**What this task involves**
Pictures are to be dropped, and only the lines from the one containing "What's the underlying" through the end of the data below are to be reproduced as written.

**The data**
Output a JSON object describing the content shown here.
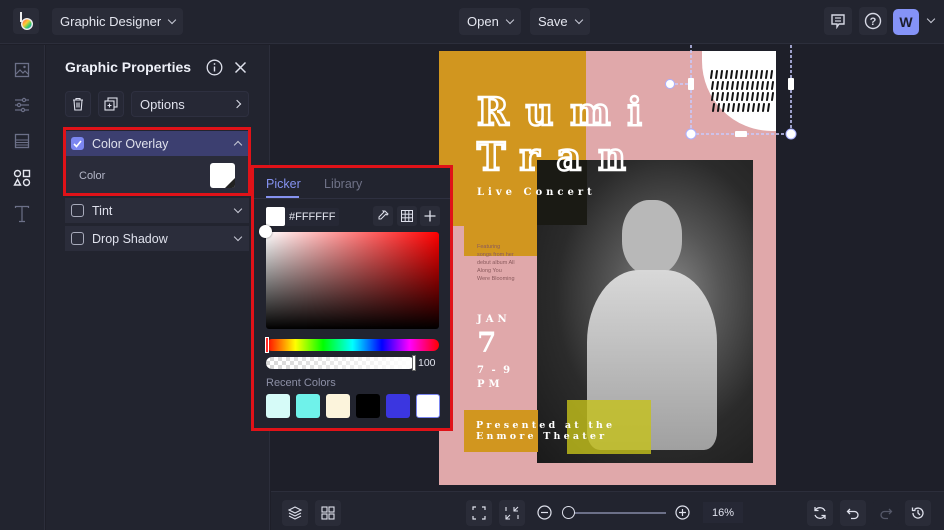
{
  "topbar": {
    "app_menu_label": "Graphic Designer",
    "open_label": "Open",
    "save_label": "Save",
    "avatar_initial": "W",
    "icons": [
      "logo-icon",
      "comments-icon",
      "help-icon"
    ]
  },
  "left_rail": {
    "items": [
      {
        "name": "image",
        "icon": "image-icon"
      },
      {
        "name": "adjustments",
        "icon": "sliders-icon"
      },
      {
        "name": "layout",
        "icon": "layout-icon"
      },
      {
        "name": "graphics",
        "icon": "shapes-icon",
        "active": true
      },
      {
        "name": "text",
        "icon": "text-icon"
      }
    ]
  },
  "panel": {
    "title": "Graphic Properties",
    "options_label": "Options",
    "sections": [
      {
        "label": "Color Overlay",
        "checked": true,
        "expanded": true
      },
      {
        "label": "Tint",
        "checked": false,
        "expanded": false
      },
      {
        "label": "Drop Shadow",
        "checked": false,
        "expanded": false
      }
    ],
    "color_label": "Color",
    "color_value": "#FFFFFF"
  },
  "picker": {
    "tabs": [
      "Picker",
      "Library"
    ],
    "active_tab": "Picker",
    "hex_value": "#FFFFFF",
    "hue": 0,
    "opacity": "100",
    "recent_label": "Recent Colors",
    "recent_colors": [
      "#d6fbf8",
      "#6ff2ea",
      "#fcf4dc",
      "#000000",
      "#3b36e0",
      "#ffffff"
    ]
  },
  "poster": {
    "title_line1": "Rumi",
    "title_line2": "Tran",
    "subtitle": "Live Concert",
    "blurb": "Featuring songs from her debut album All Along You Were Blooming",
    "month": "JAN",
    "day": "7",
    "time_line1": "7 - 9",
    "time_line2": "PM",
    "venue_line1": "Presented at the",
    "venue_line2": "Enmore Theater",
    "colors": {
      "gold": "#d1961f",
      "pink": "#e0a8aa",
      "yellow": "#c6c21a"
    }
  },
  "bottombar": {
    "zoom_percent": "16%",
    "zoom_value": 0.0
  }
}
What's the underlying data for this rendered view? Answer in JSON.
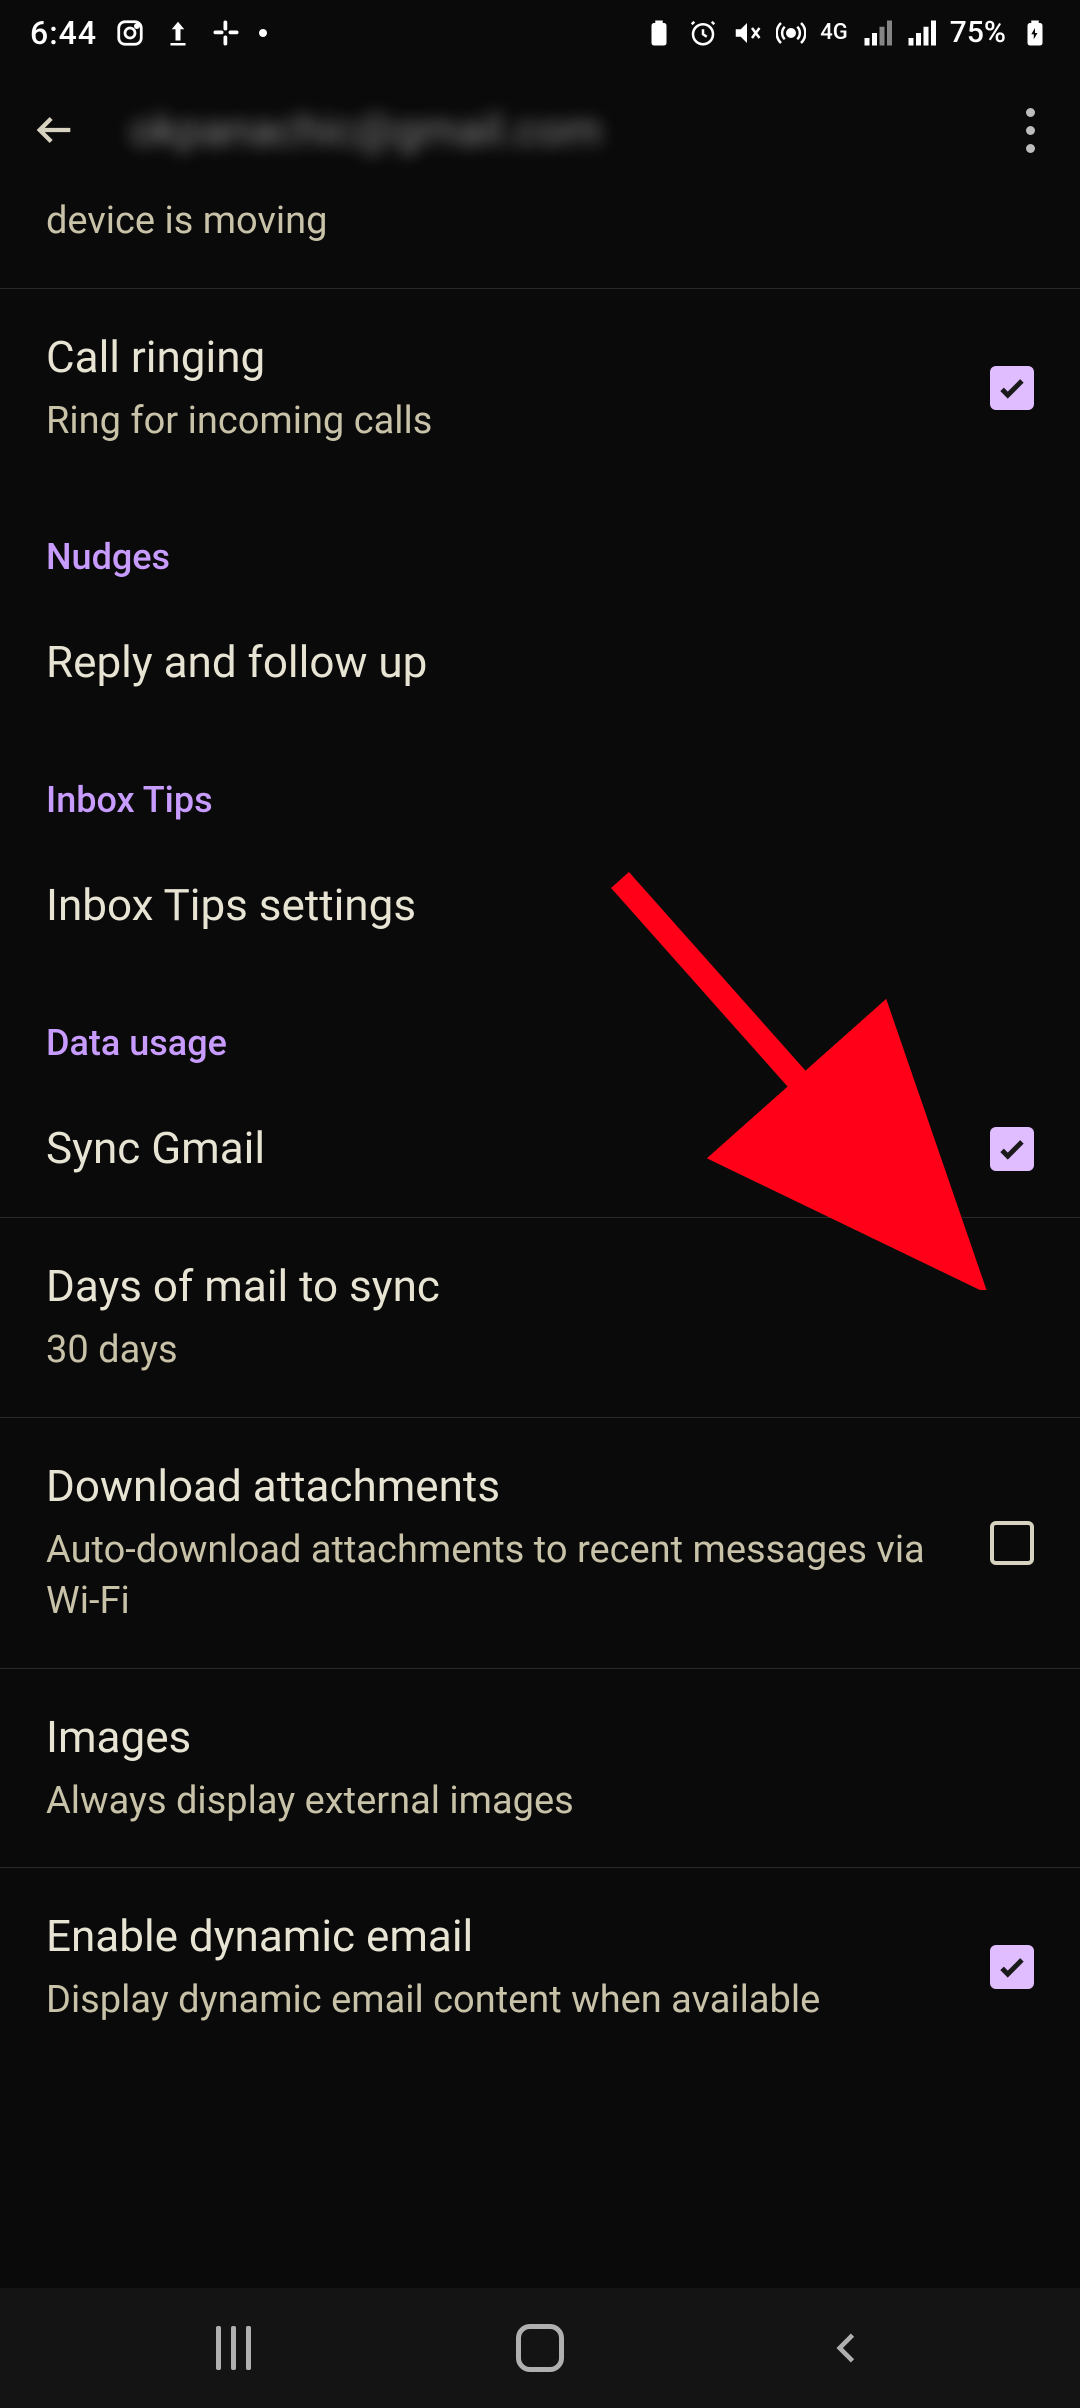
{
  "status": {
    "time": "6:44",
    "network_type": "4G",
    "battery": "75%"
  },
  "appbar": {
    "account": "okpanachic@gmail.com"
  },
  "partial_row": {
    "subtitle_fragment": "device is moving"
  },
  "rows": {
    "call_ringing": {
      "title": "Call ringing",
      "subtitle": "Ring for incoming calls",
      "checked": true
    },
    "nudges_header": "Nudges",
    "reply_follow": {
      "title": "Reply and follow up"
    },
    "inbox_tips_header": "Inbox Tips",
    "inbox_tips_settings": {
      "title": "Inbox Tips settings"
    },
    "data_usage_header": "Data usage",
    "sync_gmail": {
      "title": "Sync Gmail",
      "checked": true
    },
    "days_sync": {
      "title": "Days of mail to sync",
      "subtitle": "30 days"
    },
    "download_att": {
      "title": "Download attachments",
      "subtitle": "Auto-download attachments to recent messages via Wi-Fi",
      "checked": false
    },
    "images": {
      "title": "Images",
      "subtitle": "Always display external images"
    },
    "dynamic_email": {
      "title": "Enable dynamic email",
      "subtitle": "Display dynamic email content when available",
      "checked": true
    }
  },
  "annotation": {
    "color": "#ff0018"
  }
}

**Response**
What's the underlying data for this rendered view? Answer in JSON.
{
  "status": {
    "time": "6:44",
    "network_type": "4G",
    "battery": "75%"
  },
  "appbar": {
    "account": "okpanachic@gmail.com"
  },
  "partial_row": {
    "subtitle_fragment": "device is moving"
  },
  "rows": {
    "call_ringing": {
      "title": "Call ringing",
      "subtitle": "Ring for incoming calls",
      "checked": true
    },
    "nudges_header": "Nudges",
    "reply_follow": {
      "title": "Reply and follow up"
    },
    "inbox_tips_header": "Inbox Tips",
    "inbox_tips_settings": {
      "title": "Inbox Tips settings"
    },
    "data_usage_header": "Data usage",
    "sync_gmail": {
      "title": "Sync Gmail",
      "checked": true
    },
    "days_sync": {
      "title": "Days of mail to sync",
      "subtitle": "30 days"
    },
    "download_att": {
      "title": "Download attachments",
      "subtitle": "Auto-download attachments to recent messages via Wi-Fi",
      "checked": false
    },
    "images": {
      "title": "Images",
      "subtitle": "Always display external images"
    },
    "dynamic_email": {
      "title": "Enable dynamic email",
      "subtitle": "Display dynamic email content when available",
      "checked": true
    }
  },
  "annotation": {
    "color": "#ff0018"
  }
}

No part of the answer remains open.